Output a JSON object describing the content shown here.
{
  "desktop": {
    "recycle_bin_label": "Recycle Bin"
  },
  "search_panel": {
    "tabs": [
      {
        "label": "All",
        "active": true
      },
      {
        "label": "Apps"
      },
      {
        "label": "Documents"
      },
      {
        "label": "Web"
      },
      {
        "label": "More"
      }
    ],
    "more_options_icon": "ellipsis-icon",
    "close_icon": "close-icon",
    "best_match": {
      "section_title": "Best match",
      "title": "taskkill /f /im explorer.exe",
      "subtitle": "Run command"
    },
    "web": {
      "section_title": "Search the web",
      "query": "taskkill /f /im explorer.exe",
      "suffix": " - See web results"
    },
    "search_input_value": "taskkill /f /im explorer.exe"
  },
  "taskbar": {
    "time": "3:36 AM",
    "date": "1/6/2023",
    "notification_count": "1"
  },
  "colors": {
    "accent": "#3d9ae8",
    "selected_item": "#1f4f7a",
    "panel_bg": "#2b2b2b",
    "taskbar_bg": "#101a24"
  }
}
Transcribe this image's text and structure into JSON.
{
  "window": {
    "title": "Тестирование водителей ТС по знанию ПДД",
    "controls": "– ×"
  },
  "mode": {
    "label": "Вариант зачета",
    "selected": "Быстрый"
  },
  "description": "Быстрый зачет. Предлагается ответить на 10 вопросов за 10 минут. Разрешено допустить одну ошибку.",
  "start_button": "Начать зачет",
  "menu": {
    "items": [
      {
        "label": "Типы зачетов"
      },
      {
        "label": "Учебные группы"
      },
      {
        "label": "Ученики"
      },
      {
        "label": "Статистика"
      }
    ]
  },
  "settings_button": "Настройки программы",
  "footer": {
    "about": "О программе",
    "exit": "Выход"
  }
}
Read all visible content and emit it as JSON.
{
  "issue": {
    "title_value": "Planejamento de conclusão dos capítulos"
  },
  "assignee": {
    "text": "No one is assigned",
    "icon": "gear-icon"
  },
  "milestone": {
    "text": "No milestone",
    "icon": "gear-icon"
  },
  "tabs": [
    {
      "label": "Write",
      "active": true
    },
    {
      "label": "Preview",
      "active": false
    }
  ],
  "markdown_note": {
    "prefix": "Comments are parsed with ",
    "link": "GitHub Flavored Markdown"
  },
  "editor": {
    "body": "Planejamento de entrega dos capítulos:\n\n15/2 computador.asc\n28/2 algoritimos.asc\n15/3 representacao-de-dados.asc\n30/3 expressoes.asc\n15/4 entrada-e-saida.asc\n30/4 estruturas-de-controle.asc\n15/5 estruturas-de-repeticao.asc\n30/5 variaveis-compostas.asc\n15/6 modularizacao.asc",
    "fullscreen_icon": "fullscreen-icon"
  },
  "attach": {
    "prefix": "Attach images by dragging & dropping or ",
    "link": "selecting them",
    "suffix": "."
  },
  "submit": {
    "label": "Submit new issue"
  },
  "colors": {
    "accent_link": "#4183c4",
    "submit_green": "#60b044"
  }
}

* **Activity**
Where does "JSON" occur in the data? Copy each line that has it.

* **Solution to this problem**
Output a JSON object describing the content shown here.
Transcribe this image's text and structure into JSON.
Read all visible content and emit it as JSON.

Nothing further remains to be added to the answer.